speare, K. Richard II. a. v. s. 2. 1312. With sacrifices, triumph, Midnight Dream, a. i. s. 1. Third pomp, and games;] Triumph was Part K. Henry VI. a. v. s. 7. used for shews, such as masks, and this is the precise meaning revels, &c. See Burton's Ana- of Falstaffe's humour to Bartomie of Melancholie, Pref. p. 3. dolph, “ O, thou art a perpetual Bacon has an essay Of Masques triumph, &c." First P. Henry IV. and Triumphs. Ess. xxxvii. See a. iii. s. 3. Pomp also had a also his Essay Of Buildings, Ess. technical sense in the ancient xlv. where he would have a room masques, introduced perhaps by “ for a preparing place at times Jonson, for retinue, train, &c. " of triumphes." And Bishop See note on P. L. viii. 60. T. Fysher's funeral sermon on Mars Warton. garet Countess of Richmond, ed. 1313. --surpassing human rate,] Baker, 1708. p. 29. And in this In the first edition it was printed sense we are to interpret Drayton, race, but in the table of Errata vol. i. p. 331. And Beaumont we are desired to read rate. and Fletcher's Coronation, act ii.
1925. -mummers, mimics,] It mirs? The table of Errata to was printed mummers, mimirs; the first edition hath set us right, mummers are maskers according instructing us to read mimics, but to Junius, Skinner, and the other not one of the editions has fol. etymologists; but what are mi- lowed it.
and who knows how he may report
1347. Perhaps thou shalt have such hints as cannot be perfectly cause to sorrow indeed.] Here comprehended, till they are fully the catastrophe is anticipated, as explained by the event. The before, ver. 1266.
speaker himself can only be sup: -it may with mine
posed to have some general Draw their own ruin who attempt meaning, and not a distinct conthe deed.

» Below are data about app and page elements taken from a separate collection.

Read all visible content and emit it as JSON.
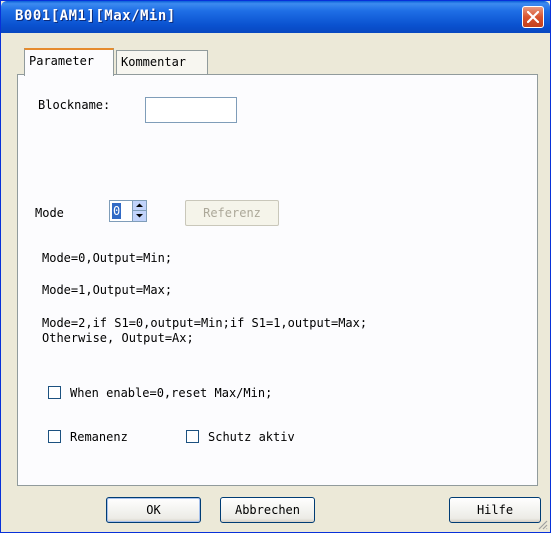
{
  "window": {
    "title": "B001[AM1][Max/Min]"
  },
  "tabs": [
    {
      "label": "Parameter"
    },
    {
      "label": "Kommentar"
    }
  ],
  "form": {
    "blockname_label": "Blockname:",
    "blockname_value": "",
    "mode_label": "Mode",
    "mode_value": "0",
    "referenz_label": "Referenz"
  },
  "descriptions": {
    "line1": "Mode=0,Output=Min;",
    "line2": "Mode=1,Output=Max;",
    "line3a": "Mode=2,if S1=0,output=Min;if S1=1,output=Max;",
    "line3b": "Otherwise, Output=Ax;"
  },
  "checkboxes": {
    "reset_label": "When enable=0,reset Max/Min;",
    "remanenz_label": "Remanenz",
    "schutz_label": "Schutz aktiv"
  },
  "buttons": {
    "ok": "OK",
    "cancel": "Abbrechen",
    "help": "Hilfe"
  },
  "icons": {
    "close": "close-icon",
    "spin_up": "chevron-up-icon",
    "spin_down": "chevron-down-icon",
    "resize": "resize-grip-icon"
  }
}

ception of all the particulars, And such anticipations are usual somewhat like the high priest in with the best dramatic writers, the Gospel, who prophesied withwho knowing their own plan out his knowing it. open it by degrees, and drop VOL. III.